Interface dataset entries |
━━━━━━━━━━
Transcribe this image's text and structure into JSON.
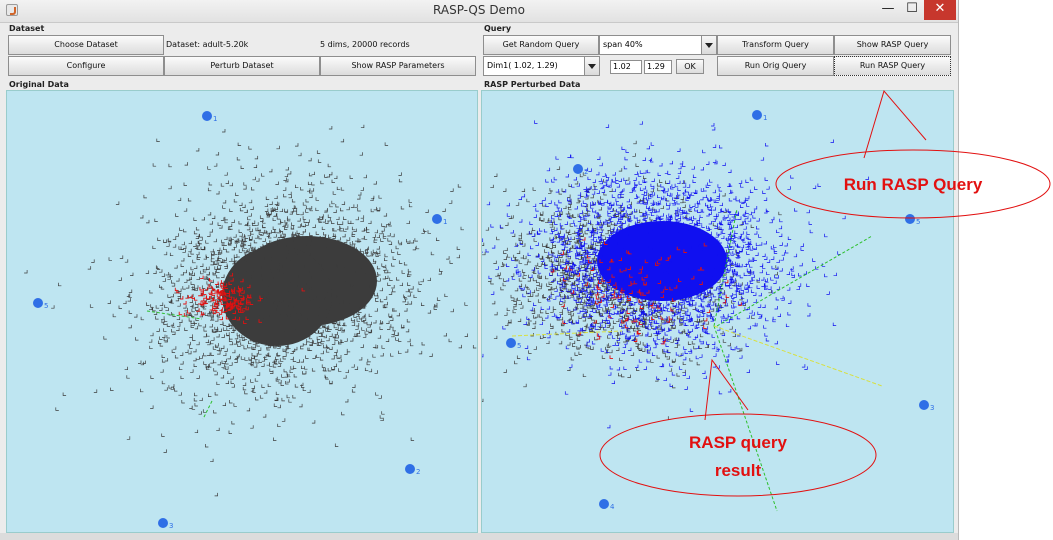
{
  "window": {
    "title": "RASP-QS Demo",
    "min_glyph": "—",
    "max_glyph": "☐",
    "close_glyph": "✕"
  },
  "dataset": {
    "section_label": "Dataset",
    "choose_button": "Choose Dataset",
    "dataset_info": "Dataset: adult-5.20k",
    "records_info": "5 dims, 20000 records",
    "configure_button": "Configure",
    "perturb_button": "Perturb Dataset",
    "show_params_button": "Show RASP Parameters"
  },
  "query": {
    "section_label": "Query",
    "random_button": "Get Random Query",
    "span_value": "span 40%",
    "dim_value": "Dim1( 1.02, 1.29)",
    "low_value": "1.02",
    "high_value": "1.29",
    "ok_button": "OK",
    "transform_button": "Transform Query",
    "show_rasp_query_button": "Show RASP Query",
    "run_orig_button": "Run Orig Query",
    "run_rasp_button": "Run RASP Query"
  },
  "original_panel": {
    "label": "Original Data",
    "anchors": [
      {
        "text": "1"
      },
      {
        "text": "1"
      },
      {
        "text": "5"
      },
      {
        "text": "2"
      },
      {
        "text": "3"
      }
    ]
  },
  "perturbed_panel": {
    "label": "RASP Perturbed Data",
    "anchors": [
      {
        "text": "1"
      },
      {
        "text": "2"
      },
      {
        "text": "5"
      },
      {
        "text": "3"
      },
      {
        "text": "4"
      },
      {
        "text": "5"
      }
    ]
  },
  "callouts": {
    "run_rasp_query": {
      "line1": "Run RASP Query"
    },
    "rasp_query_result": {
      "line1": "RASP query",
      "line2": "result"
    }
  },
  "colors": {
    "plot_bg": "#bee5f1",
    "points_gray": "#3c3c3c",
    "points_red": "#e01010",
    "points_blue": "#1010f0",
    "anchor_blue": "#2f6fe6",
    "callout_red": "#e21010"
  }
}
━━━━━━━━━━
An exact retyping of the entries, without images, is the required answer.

Transcribe this image's text and structure into JSON.
{
  "window": {
    "title": "RASP-QS Demo",
    "min_glyph": "—",
    "max_glyph": "☐",
    "close_glyph": "✕"
  },
  "dataset": {
    "section_label": "Dataset",
    "choose_button": "Choose Dataset",
    "dataset_info": "Dataset: adult-5.20k",
    "records_info": "5 dims, 20000 records",
    "configure_button": "Configure",
    "perturb_button": "Perturb Dataset",
    "show_params_button": "Show RASP Parameters"
  },
  "query": {
    "section_label": "Query",
    "random_button": "Get Random Query",
    "span_value": "span 40%",
    "dim_value": "Dim1( 1.02, 1.29)",
    "low_value": "1.02",
    "high_value": "1.29",
    "ok_button": "OK",
    "transform_button": "Transform Query",
    "show_rasp_query_button": "Show RASP Query",
    "run_orig_button": "Run Orig Query",
    "run_rasp_button": "Run RASP Query"
  },
  "original_panel": {
    "label": "Original Data",
    "anchors": [
      {
        "text": "1"
      },
      {
        "text": "1"
      },
      {
        "text": "5"
      },
      {
        "text": "2"
      },
      {
        "text": "3"
      }
    ]
  },
  "perturbed_panel": {
    "label": "RASP Perturbed Data",
    "anchors": [
      {
        "text": "1"
      },
      {
        "text": "2"
      },
      {
        "text": "5"
      },
      {
        "text": "3"
      },
      {
        "text": "4"
      },
      {
        "text": "5"
      }
    ]
  },
  "callouts": {
    "run_rasp_query": {
      "line1": "Run RASP Query"
    },
    "rasp_query_result": {
      "line1": "RASP query",
      "line2": "result"
    }
  },
  "colors": {
    "plot_bg": "#bee5f1",
    "points_gray": "#3c3c3c",
    "points_red": "#e01010",
    "points_blue": "#1010f0",
    "anchor_blue": "#2f6fe6",
    "callout_red": "#e21010"
  }
}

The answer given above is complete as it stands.